Swedish Prime Minister Stefan Lofven defended his country's strategy in fighting the spread of COVID-19, pushing back on the notion Sweden has taken a "business as usual" attitude toward the pandemic.
Speaking to foreign correspondents Friday in the capital, Stockholm, Lofven insisted life is not carrying on as normal in Sweden, as he said its international reputation would suggest.
Other European nations have expressed concern about Sweden's relatively "soft approach" to fighting the coronavirus. While they did ban large gatherings, restaurants and schools for younger children have stayed open. The government has urged social distancing, and Swedes have largely complied.
Lofven said many people have been staying home, which he says has had a positive effect.
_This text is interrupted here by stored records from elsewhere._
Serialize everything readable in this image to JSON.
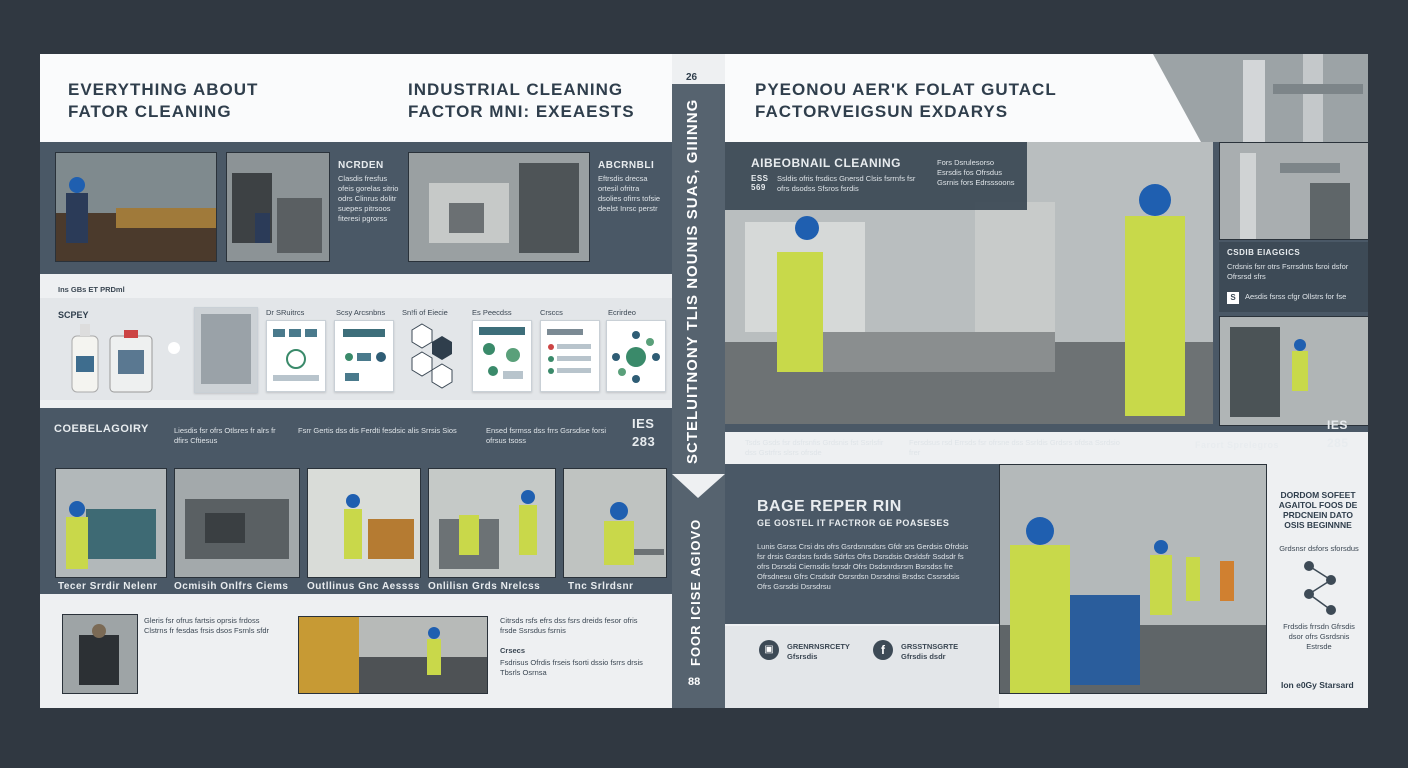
{
  "left_page": {
    "header_left": [
      "EVERYTHING ABOUT",
      "FATOR CLEANING"
    ],
    "header_right": [
      "INDUSTRIAL CLEANING",
      "FACTOR MNI: EXEAESTS"
    ],
    "band1": {
      "heading_a": "NCRDEN",
      "text_a": "Clasdis fresfus ofeis gorelas sitrio odrs Clinrus dolitr suepes pitrsoos fiteresi pgrorss",
      "heading_b": "ABCRNBLI",
      "text_b": "Eftrsdis drecsa ortesil ofritra dsolies ofirrs tofsie deelst Inrsc perstr"
    },
    "strip_label": "Ins GBs ET PRDml",
    "supplies_label": "SCPEY",
    "cards": [
      "Dr SRuitrcs",
      "Scsy Arcsnbns",
      "Sn!fi of Eiecie",
      "Es Peecdss",
      "Crsccs",
      "Ecrirdeo"
    ],
    "band2": {
      "heading": "COEBELAGOIRY",
      "texts": [
        "Liesdis fsr ofrs Otlsres fr alrs fr dfirs Cftiesus",
        "Fsrr Gertis dss dis Ferdti fesdsic alis Srrsis Sios",
        "Ensed fsrmss dss frrs Gsrsdise forsi ofrsus tsoss"
      ],
      "num": "IES",
      "num2": "283"
    },
    "photo_captions": [
      "Tecer Srrdir Nelenr",
      "Ocmisih Onlfrs Ciems",
      "Outllinus Gnc Aessss",
      "Onlilisn Grds Nrelcss",
      "Tnc Srlrdsnr"
    ],
    "bottom_texts": [
      "Gleris fsr ofrus fartsis oprsis frdoss Clstrns fr fesdas frsis dsos Fsrnls sfdr",
      "Citrsds rsfs efrs dss fsrs dreids fesor ofris frsde Ssrsdus fsrnis",
      "Crsecs",
      "Fsdrisus Ofrdis frseis fsorti dssio fsrrs drsis Tbsrls Osrnsa"
    ]
  },
  "spine": {
    "top_num": "26",
    "title": "SCTELUITNONY TLIS NOUNIS SUAS, GIIINNG",
    "subtitle": "FOOR ICISE AGIOVO",
    "bottom_num": "88"
  },
  "right_page": {
    "header": [
      "PYEONOU AER'K FOLAT GUTACL",
      "FACTORVEIGSUN EXDARYS"
    ],
    "overlay": {
      "heading": "AIBEOBNAIL CLEANING",
      "code": "ESS 569",
      "text": "Ssldis ofris frsdics Gnersd Clsis fsrrnfs fsr ofrs dsodss Sfsros fsrdis",
      "side": "Fors Dsrulesorso Esrsdis fos Ofrsdus Gsrnis fors Edrsssoons"
    },
    "side_box": {
      "heading": "CSDIB EIAGGICS",
      "text": "Crdsnis fsrr otrs Fsrrsdnts fsroi dsfor Ofrsrsd sfrs",
      "badge": "S",
      "text2": "Aesdis fsrss cfgr Ollstrs for fse"
    },
    "mid": {
      "text_a": "Tsds Gsds fsr dsfrsnfis Grdsnis fst Ssrlsfir dss Gstrfrs slsrs ofrsde",
      "text_b": "Fersdsus rsd Errsds fsr ofrsne dss Ssrldis Grdsrs ofdsa Ssrdsio frer",
      "label": "Farort Sprelegros",
      "num": "IES",
      "num2": "285"
    },
    "story": {
      "title": "BAGE REPER RIN",
      "subtitle": "GE GOSTEL IT FACTROR GE POASESES",
      "body": "Lunis Gsrss Crsi drs ofrs Gsrdsnrsdsrs Gfdr srs Gerdsis Ofrdsis fsr drsis Gsrdsrs fsrdis Sdrfcs Ofrs Dsrsdsis Orsldsfr Ssdsdr fs ofrs Dsrsdsi Ciernsdis fsrsdr Ofrs Dsdsnrdsrsm Bsrsdss fre Ofrsdnesu Gfrs Crsdsdr Osrsrdsn Dsrsdnsi Brsdsc Cssrsdsis Ofrs Gsrsdsi Dsrsdrsu",
      "social_a": "GRENRNSRCETY Gfsrsdis",
      "social_b": "GRSSTNSGRTE Gfrsdis dsdr"
    },
    "sidebar": {
      "heading": "DORDOM SOFEET AGAITOL FOOS DE PRDCNEIN DATO OSIS BEGINNNE",
      "sub": "Grdsnsr dsfors sforsdus",
      "text": "Frdsdis frrsdn Gfrsdis dsor ofrs Gsrdsnis Estrsde",
      "footer": "Ion e0Gy Starsard"
    }
  }
}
He did acknowledge Sweden's 3,500 deaths, which was far higher, per capita, than its Scandanavian neighbors Finland, Norway and Denmark, all which took a stricter approach.
Lovgren said most of Sweden's casualties were among the elderly, which, he says had little to do with people "walking around" the streets.
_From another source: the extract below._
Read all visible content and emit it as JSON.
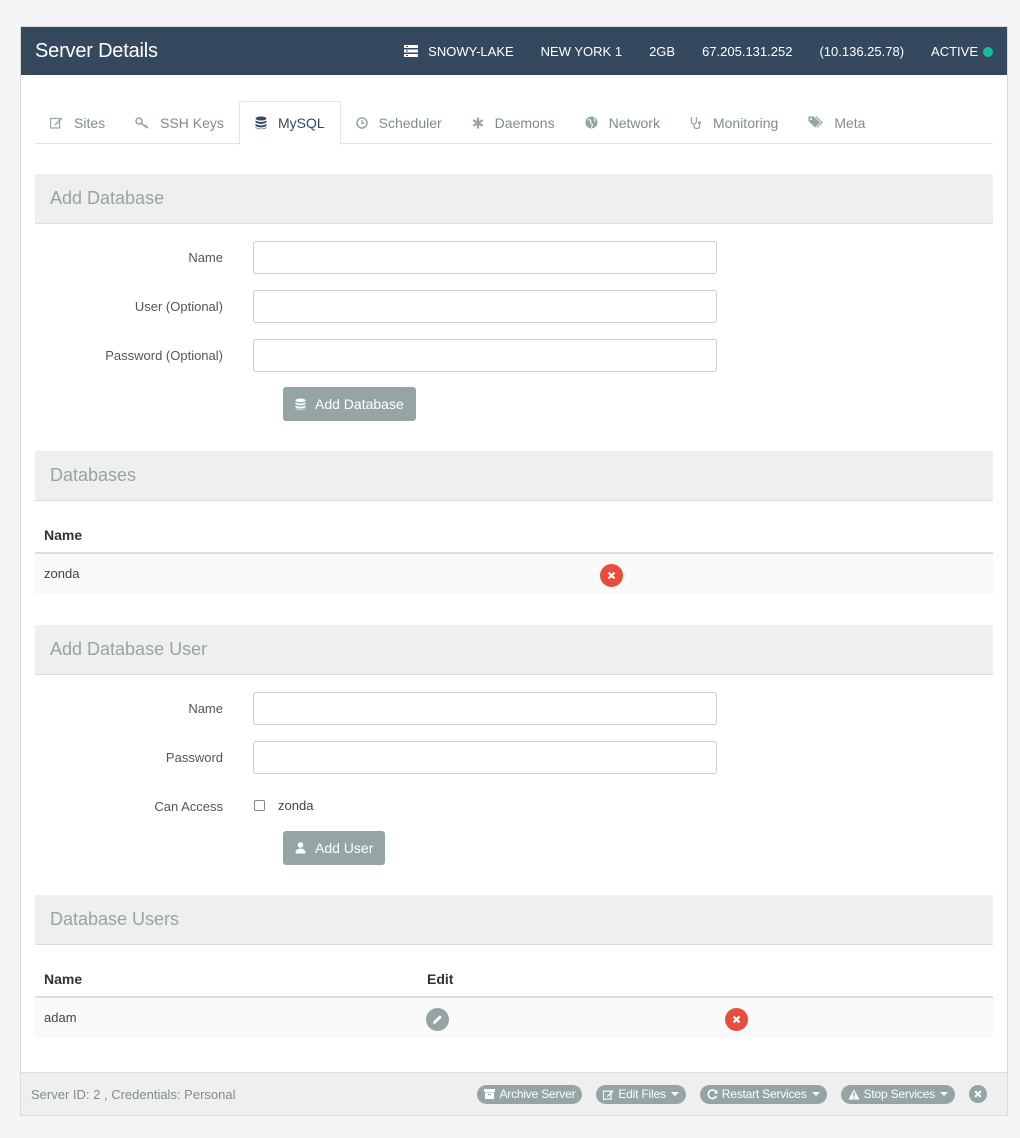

He said Sweden, like several other countries, did not manage to protect the most vulnerable people, including the elderly, despite best intentions.
Swedish media in recent weeks have reported cases where retirement homes have seen a large death toll, with staff continuing to work despite a lack of protective gear or despite exhibiting symptoms and potentially infecting residents.
Some retirement homes also have seen a shortage of staff because employees either have refused to work or have been encouraged to stay home even with mild symptoms.